So, you find yourself in a church that is ready to cross the threshold for greater biblical equality, the threshold that emboldens women and empowers women to exercise the gifts God has given to them. What to do?

Graham Hill, in his wonderful new book Holding Up Half the Sky, offers four big practices but the fourth has 15 concrete steps and this post will focus on those 15.

I am aware how difficult this is for many women who have waited, prayed, cried, seen small opportunities develop only to be shut down, talked and talked with other women, talked with those supporting women in ministries, met with pastors to see what can be done, been promised by pastors that changes will occur only to learn nothing changes, cried and prayed and prayed and cried, met some more, moved on to other churches… and it wearies the soul and it grieves the Spirit alive and well in that woman’s bones.

I am aware too that the way forward is not a war or even a battle but taking small steps and not backing up. It is about finding nearly always male advocates who will stand in the gap. It is about pastors who have the courage of their already (more egalitarian) convictions. It is about acting on those convictions.

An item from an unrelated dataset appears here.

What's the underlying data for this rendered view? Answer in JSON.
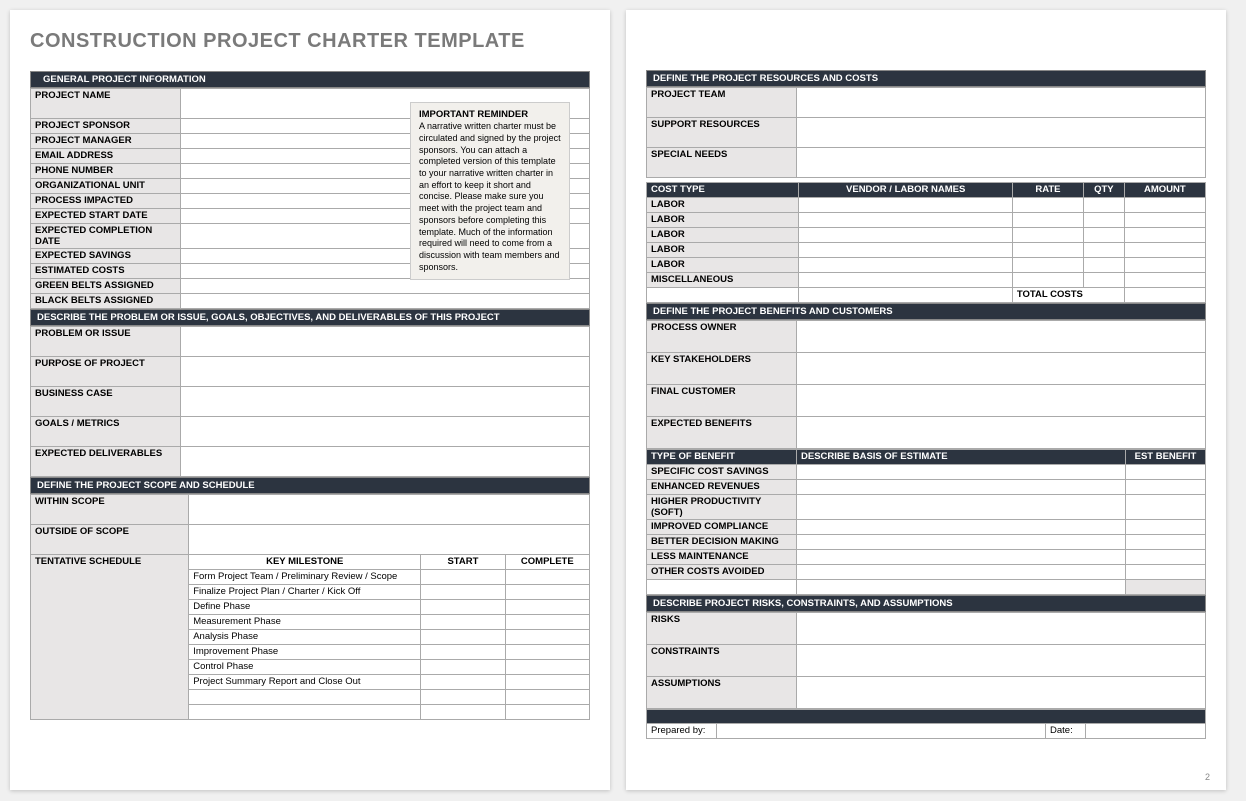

It is about studying (as I say in Blue Parakeet) What Did Women Do in the Bible, it is about finding the stories of women in the Bible to see what they did, and it is about encouraging churches to do as the Bible did.

Before I get to Graham Hill’s big points, I want to mention a few new books on this topic, and call your attention especially to a new academic book coming by William Witt that will deconstruct the so-called complementarian position (it is hierarchical, as Russell Moore and others have admitted, and it is patriarchal) as something not so historic and not at all historical when it comes to the Bible. Witt’s book is called Icons of Christ: A Biblical and Systematic Theology for Women’s Ordination.

The others I want to mention are:

Alice Mathews, a true saint and irenical warrior for women’s ministry: Woman of Strength

John Mark Hicks, Women Serving God

Now back to Graham Hill’s new book. His four big points.

First, male leaders have to deal courageously with issues of gender, justice and power.

Second, male leaders need to reframe ministry as what Graham calls “servantship.”

Third, male leaders must learn to embolden Junia’s sisters.

Fourth, male leaders should amplify the voices of women and honor their gifts.

Image: Cover Photo

His fourth point is broken out into these 15 habits and practices:

Get real about empowering female leaders Enable women to sit at the table Help women see women at the table Transform male-dominated cultures Model and esteem real professional and personal partnerships Build cultures where women and men can equally succeed Stop talking and start listening Honor all women Examine your beliefs and practices Embrace reciprocal mentoring Get proactive about women speakers Ask what you’re willing to give up (and gain) Profile female Christian leaders Pray with women Make honoring women and girls a lifestyle and an institutional value